Only lines containing "pinctrl" belong in the answer, each copied from the entries below.

● Page and application data records
*-*-*

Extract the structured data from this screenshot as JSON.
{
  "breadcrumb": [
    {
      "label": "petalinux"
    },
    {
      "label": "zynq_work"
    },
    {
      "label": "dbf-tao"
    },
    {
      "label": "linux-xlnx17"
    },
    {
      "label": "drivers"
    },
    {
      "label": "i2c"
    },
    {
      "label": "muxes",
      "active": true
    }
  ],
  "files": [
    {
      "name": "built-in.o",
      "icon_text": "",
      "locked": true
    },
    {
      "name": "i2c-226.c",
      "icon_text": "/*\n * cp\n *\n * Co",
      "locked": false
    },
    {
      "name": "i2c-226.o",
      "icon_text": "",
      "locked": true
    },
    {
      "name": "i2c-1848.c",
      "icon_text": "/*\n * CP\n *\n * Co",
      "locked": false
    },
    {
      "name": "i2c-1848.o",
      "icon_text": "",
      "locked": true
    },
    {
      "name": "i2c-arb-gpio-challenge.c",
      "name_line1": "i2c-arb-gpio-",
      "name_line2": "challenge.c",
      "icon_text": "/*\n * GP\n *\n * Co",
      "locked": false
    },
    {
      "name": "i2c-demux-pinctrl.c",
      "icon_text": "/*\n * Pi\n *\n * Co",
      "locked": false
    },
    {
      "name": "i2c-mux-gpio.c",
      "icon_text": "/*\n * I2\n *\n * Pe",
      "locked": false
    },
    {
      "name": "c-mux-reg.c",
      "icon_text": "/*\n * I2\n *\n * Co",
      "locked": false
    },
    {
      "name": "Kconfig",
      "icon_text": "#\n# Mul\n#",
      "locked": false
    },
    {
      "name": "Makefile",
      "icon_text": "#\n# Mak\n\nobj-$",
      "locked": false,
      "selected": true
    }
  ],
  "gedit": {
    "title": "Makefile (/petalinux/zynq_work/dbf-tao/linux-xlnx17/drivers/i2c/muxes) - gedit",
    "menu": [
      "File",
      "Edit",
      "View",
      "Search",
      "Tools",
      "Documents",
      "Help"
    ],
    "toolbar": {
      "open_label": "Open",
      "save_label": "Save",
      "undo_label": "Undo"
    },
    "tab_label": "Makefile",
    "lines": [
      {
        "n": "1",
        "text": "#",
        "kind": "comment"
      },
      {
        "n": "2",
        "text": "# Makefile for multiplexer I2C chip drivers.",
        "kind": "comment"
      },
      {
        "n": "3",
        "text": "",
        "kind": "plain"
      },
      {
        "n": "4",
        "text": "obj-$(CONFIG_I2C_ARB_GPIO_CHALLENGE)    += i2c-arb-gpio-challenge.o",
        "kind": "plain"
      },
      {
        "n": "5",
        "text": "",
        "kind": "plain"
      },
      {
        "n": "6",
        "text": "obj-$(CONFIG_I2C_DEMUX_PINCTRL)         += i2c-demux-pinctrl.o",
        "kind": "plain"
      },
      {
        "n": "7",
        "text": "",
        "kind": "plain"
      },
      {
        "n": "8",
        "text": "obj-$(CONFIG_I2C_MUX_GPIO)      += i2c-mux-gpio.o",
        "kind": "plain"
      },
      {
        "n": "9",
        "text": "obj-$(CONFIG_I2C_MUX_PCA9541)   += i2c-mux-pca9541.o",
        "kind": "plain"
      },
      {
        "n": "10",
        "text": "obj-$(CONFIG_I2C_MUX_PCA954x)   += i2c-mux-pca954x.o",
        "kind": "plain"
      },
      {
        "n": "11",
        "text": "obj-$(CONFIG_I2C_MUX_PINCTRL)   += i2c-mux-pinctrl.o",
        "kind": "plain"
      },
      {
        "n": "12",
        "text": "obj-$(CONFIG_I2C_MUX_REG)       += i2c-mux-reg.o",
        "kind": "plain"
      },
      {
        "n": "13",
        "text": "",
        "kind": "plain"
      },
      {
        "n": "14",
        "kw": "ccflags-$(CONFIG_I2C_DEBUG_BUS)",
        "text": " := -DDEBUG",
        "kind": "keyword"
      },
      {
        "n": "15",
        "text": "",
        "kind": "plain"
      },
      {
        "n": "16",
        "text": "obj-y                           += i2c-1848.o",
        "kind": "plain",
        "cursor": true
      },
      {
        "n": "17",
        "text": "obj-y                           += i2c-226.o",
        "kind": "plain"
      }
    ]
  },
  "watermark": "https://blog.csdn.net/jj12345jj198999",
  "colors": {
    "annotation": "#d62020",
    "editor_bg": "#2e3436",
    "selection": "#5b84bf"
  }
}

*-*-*

● Written reply
      "name": "i2c-demux-pinctrl.c",
        "text": "obj-$(CONFIG_I2C_DEMUX_PINCTRL)         += i2c-demux-pinctrl.o",
        "text": "obj-$(CONFIG_I2C_MUX_PINCTRL)   += i2c-mux-pinctrl.o",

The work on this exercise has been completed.